> _To do_: Scan the data below for the string "Fall". Copy every line where it appears.
Segment Open
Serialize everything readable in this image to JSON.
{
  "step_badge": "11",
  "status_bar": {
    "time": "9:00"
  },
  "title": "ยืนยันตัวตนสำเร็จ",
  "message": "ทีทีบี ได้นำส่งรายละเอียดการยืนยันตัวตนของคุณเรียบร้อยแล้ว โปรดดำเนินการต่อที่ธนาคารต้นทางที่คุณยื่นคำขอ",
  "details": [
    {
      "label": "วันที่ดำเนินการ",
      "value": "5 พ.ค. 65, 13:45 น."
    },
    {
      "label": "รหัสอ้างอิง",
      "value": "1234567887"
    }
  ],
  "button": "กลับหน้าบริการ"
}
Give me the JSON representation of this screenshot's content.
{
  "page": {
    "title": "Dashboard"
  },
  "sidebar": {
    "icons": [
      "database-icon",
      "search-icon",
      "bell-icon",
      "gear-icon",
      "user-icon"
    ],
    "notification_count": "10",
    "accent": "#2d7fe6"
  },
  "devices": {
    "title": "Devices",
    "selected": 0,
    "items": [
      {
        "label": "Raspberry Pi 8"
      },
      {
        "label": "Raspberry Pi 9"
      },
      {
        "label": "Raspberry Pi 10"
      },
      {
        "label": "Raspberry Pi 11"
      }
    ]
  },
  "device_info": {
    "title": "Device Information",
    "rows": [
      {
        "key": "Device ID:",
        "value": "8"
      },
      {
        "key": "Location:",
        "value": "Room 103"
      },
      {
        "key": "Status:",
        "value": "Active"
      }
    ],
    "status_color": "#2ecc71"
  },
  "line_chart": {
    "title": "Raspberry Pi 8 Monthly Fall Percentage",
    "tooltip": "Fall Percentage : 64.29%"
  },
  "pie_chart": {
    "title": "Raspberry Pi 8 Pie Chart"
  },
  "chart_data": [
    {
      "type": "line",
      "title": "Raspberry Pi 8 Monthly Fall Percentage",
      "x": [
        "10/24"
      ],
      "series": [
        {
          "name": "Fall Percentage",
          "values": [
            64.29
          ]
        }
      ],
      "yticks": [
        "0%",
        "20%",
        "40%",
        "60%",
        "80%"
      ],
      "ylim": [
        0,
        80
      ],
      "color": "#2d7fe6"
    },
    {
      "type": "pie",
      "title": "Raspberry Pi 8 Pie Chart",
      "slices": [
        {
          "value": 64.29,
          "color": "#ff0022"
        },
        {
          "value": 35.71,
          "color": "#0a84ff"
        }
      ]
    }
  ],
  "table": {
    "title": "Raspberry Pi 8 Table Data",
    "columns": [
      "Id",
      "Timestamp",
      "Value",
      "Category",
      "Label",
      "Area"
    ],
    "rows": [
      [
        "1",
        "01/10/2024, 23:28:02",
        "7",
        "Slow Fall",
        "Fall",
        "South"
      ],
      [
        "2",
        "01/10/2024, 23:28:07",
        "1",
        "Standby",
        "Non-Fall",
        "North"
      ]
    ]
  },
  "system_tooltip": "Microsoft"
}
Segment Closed
> _Result_:
    "title": "Raspberry Pi 8 Monthly Fall Percentage",
    "tooltip": "Fall Percentage : 64.29%"
      "title": "Raspberry Pi 8 Monthly Fall Percentage",
          "name": "Fall Percentage",
        "Slow Fall",
        "Fall",
        "Non-Fall",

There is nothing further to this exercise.